[Items listed in a dataset]

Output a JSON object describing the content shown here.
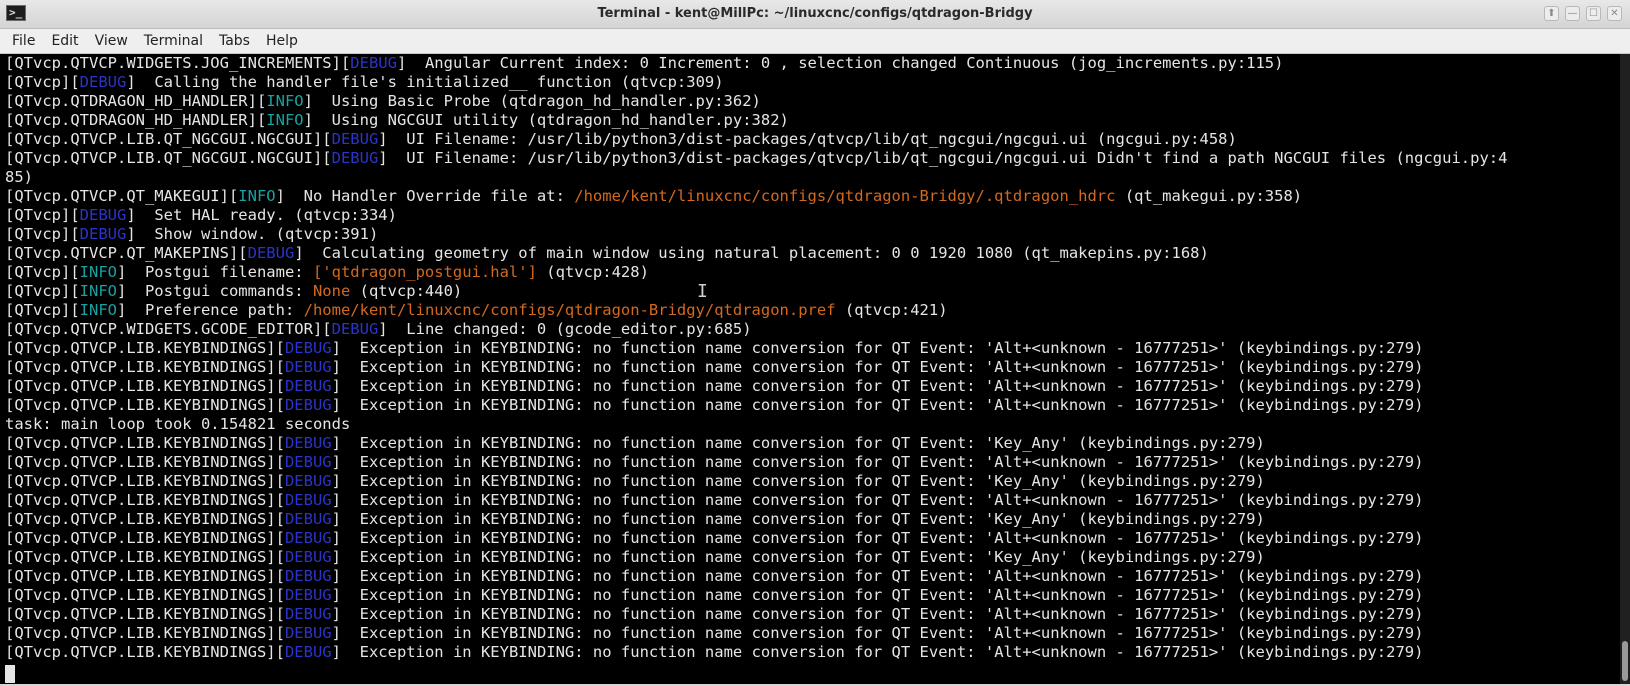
{
  "window": {
    "title": "Terminal - kent@MillPc: ~/linuxcnc/configs/qtdragon-Bridgy",
    "icon": "terminal-app-icon",
    "buttons": {
      "up": "⬆",
      "minimize": "—",
      "maximize": "☐",
      "close": "✕"
    }
  },
  "menu": [
    "File",
    "Edit",
    "View",
    "Terminal",
    "Tabs",
    "Help"
  ],
  "colors": {
    "debug": "#2b34c9",
    "info": "#19a2a2",
    "path": "#d2691e",
    "text": "#e5e5e5",
    "background": "#000000"
  },
  "terminal_lines": [
    [
      [
        "[QTvcp.QTVCP.WIDGETS.JOG_INCREMENTS][",
        ""
      ],
      [
        "DEBUG",
        "dbg"
      ],
      [
        "]  Angular Current index: 0 Increment: 0 , selection changed Continuous (jog_increments.py:115)",
        ""
      ]
    ],
    [
      [
        "[QTvcp][",
        ""
      ],
      [
        "DEBUG",
        "dbg"
      ],
      [
        "]  Calling the handler file's initialized__ function (qtvcp:309)",
        ""
      ]
    ],
    [
      [
        "[QTvcp.QTDRAGON_HD_HANDLER][",
        ""
      ],
      [
        "INFO",
        "inf"
      ],
      [
        "]  Using Basic Probe (qtdragon_hd_handler.py:362)",
        ""
      ]
    ],
    [
      [
        "[QTvcp.QTDRAGON_HD_HANDLER][",
        ""
      ],
      [
        "INFO",
        "inf"
      ],
      [
        "]  Using NGCGUI utility (qtdragon_hd_handler.py:382)",
        ""
      ]
    ],
    [
      [
        "[QTvcp.QTVCP.LIB.QT_NGCGUI.NGCGUI][",
        ""
      ],
      [
        "DEBUG",
        "dbg"
      ],
      [
        "]  UI Filename: /usr/lib/python3/dist-packages/qtvcp/lib/qt_ngcgui/ngcgui.ui (ngcgui.py:458)",
        ""
      ]
    ],
    [
      [
        "[QTvcp.QTVCP.LIB.QT_NGCGUI.NGCGUI][",
        ""
      ],
      [
        "DEBUG",
        "dbg"
      ],
      [
        "]  UI Filename: /usr/lib/python3/dist-packages/qtvcp/lib/qt_ngcgui/ngcgui.ui Didn't find a path NGCGUI files (ngcgui.py:4",
        ""
      ]
    ],
    [
      [
        "85)",
        ""
      ]
    ],
    [
      [
        "[QTvcp.QTVCP.QT_MAKEGUI][",
        ""
      ],
      [
        "INFO",
        "inf"
      ],
      [
        "]  No Handler Override file at: ",
        ""
      ],
      [
        "/home/kent/linuxcnc/configs/qtdragon-Bridgy/.qtdragon_hdrc",
        "org"
      ],
      [
        " (qt_makegui.py:358)",
        ""
      ]
    ],
    [
      [
        "[QTvcp][",
        ""
      ],
      [
        "DEBUG",
        "dbg"
      ],
      [
        "]  Set HAL ready. (qtvcp:334)",
        ""
      ]
    ],
    [
      [
        "[QTvcp][",
        ""
      ],
      [
        "DEBUG",
        "dbg"
      ],
      [
        "]  Show window. (qtvcp:391)",
        ""
      ]
    ],
    [
      [
        "[QTvcp.QTVCP.QT_MAKEPINS][",
        ""
      ],
      [
        "DEBUG",
        "dbg"
      ],
      [
        "]  Calculating geometry of main window using natural placement: 0 0 1920 1080 (qt_makepins.py:168)",
        ""
      ]
    ],
    [
      [
        "[QTvcp][",
        ""
      ],
      [
        "INFO",
        "inf"
      ],
      [
        "]  Postgui filename: ",
        ""
      ],
      [
        "['qtdragon_postgui.hal']",
        "org"
      ],
      [
        " (qtvcp:428)",
        ""
      ]
    ],
    [
      [
        "[QTvcp][",
        ""
      ],
      [
        "INFO",
        "inf"
      ],
      [
        "]  Postgui commands: ",
        ""
      ],
      [
        "None",
        "org"
      ],
      [
        " (qtvcp:440)",
        ""
      ]
    ],
    [
      [
        "[QTvcp][",
        ""
      ],
      [
        "INFO",
        "inf"
      ],
      [
        "]  Preference path: ",
        ""
      ],
      [
        "/home/kent/linuxcnc/configs/qtdragon-Bridgy/qtdragon.pref",
        "org"
      ],
      [
        " (qtvcp:421)",
        ""
      ]
    ],
    [
      [
        "[QTvcp.QTVCP.WIDGETS.GCODE_EDITOR][",
        ""
      ],
      [
        "DEBUG",
        "dbg"
      ],
      [
        "]  Line changed: 0 (gcode_editor.py:685)",
        ""
      ]
    ],
    [
      [
        "[QTvcp.QTVCP.LIB.KEYBINDINGS][",
        ""
      ],
      [
        "DEBUG",
        "dbg"
      ],
      [
        "]  Exception in KEYBINDING: no function name conversion for QT Event: 'Alt+<unknown - 16777251>' (keybindings.py:279)",
        ""
      ]
    ],
    [
      [
        "[QTvcp.QTVCP.LIB.KEYBINDINGS][",
        ""
      ],
      [
        "DEBUG",
        "dbg"
      ],
      [
        "]  Exception in KEYBINDING: no function name conversion for QT Event: 'Alt+<unknown - 16777251>' (keybindings.py:279)",
        ""
      ]
    ],
    [
      [
        "[QTvcp.QTVCP.LIB.KEYBINDINGS][",
        ""
      ],
      [
        "DEBUG",
        "dbg"
      ],
      [
        "]  Exception in KEYBINDING: no function name conversion for QT Event: 'Alt+<unknown - 16777251>' (keybindings.py:279)",
        ""
      ]
    ],
    [
      [
        "[QTvcp.QTVCP.LIB.KEYBINDINGS][",
        ""
      ],
      [
        "DEBUG",
        "dbg"
      ],
      [
        "]  Exception in KEYBINDING: no function name conversion for QT Event: 'Alt+<unknown - 16777251>' (keybindings.py:279)",
        ""
      ]
    ],
    [
      [
        "task: main loop took 0.154821 seconds",
        ""
      ]
    ],
    [
      [
        "[QTvcp.QTVCP.LIB.KEYBINDINGS][",
        ""
      ],
      [
        "DEBUG",
        "dbg"
      ],
      [
        "]  Exception in KEYBINDING: no function name conversion for QT Event: 'Key_Any' (keybindings.py:279)",
        ""
      ]
    ],
    [
      [
        "[QTvcp.QTVCP.LIB.KEYBINDINGS][",
        ""
      ],
      [
        "DEBUG",
        "dbg"
      ],
      [
        "]  Exception in KEYBINDING: no function name conversion for QT Event: 'Alt+<unknown - 16777251>' (keybindings.py:279)",
        ""
      ]
    ],
    [
      [
        "[QTvcp.QTVCP.LIB.KEYBINDINGS][",
        ""
      ],
      [
        "DEBUG",
        "dbg"
      ],
      [
        "]  Exception in KEYBINDING: no function name conversion for QT Event: 'Key_Any' (keybindings.py:279)",
        ""
      ]
    ],
    [
      [
        "[QTvcp.QTVCP.LIB.KEYBINDINGS][",
        ""
      ],
      [
        "DEBUG",
        "dbg"
      ],
      [
        "]  Exception in KEYBINDING: no function name conversion for QT Event: 'Alt+<unknown - 16777251>' (keybindings.py:279)",
        ""
      ]
    ],
    [
      [
        "[QTvcp.QTVCP.LIB.KEYBINDINGS][",
        ""
      ],
      [
        "DEBUG",
        "dbg"
      ],
      [
        "]  Exception in KEYBINDING: no function name conversion for QT Event: 'Key_Any' (keybindings.py:279)",
        ""
      ]
    ],
    [
      [
        "[QTvcp.QTVCP.LIB.KEYBINDINGS][",
        ""
      ],
      [
        "DEBUG",
        "dbg"
      ],
      [
        "]  Exception in KEYBINDING: no function name conversion for QT Event: 'Alt+<unknown - 16777251>' (keybindings.py:279)",
        ""
      ]
    ],
    [
      [
        "[QTvcp.QTVCP.LIB.KEYBINDINGS][",
        ""
      ],
      [
        "DEBUG",
        "dbg"
      ],
      [
        "]  Exception in KEYBINDING: no function name conversion for QT Event: 'Key_Any' (keybindings.py:279)",
        ""
      ]
    ],
    [
      [
        "[QTvcp.QTVCP.LIB.KEYBINDINGS][",
        ""
      ],
      [
        "DEBUG",
        "dbg"
      ],
      [
        "]  Exception in KEYBINDING: no function name conversion for QT Event: 'Alt+<unknown - 16777251>' (keybindings.py:279)",
        ""
      ]
    ],
    [
      [
        "[QTvcp.QTVCP.LIB.KEYBINDINGS][",
        ""
      ],
      [
        "DEBUG",
        "dbg"
      ],
      [
        "]  Exception in KEYBINDING: no function name conversion for QT Event: 'Alt+<unknown - 16777251>' (keybindings.py:279)",
        ""
      ]
    ],
    [
      [
        "[QTvcp.QTVCP.LIB.KEYBINDINGS][",
        ""
      ],
      [
        "DEBUG",
        "dbg"
      ],
      [
        "]  Exception in KEYBINDING: no function name conversion for QT Event: 'Alt+<unknown - 16777251>' (keybindings.py:279)",
        ""
      ]
    ],
    [
      [
        "[QTvcp.QTVCP.LIB.KEYBINDINGS][",
        ""
      ],
      [
        "DEBUG",
        "dbg"
      ],
      [
        "]  Exception in KEYBINDING: no function name conversion for QT Event: 'Alt+<unknown - 16777251>' (keybindings.py:279)",
        ""
      ]
    ],
    [
      [
        "[QTvcp.QTVCP.LIB.KEYBINDINGS][",
        ""
      ],
      [
        "DEBUG",
        "dbg"
      ],
      [
        "]  Exception in KEYBINDING: no function name conversion for QT Event: 'Alt+<unknown - 16777251>' (keybindings.py:279)",
        ""
      ]
    ]
  ]
}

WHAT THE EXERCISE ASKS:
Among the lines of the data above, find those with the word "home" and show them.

PROBLEM SOLUTION:
        "/home/kent/linuxcnc/configs/qtdragon-Bridgy/.qtdragon_hdrc",
        "/home/kent/linuxcnc/configs/qtdragon-Bridgy/qtdragon.pref",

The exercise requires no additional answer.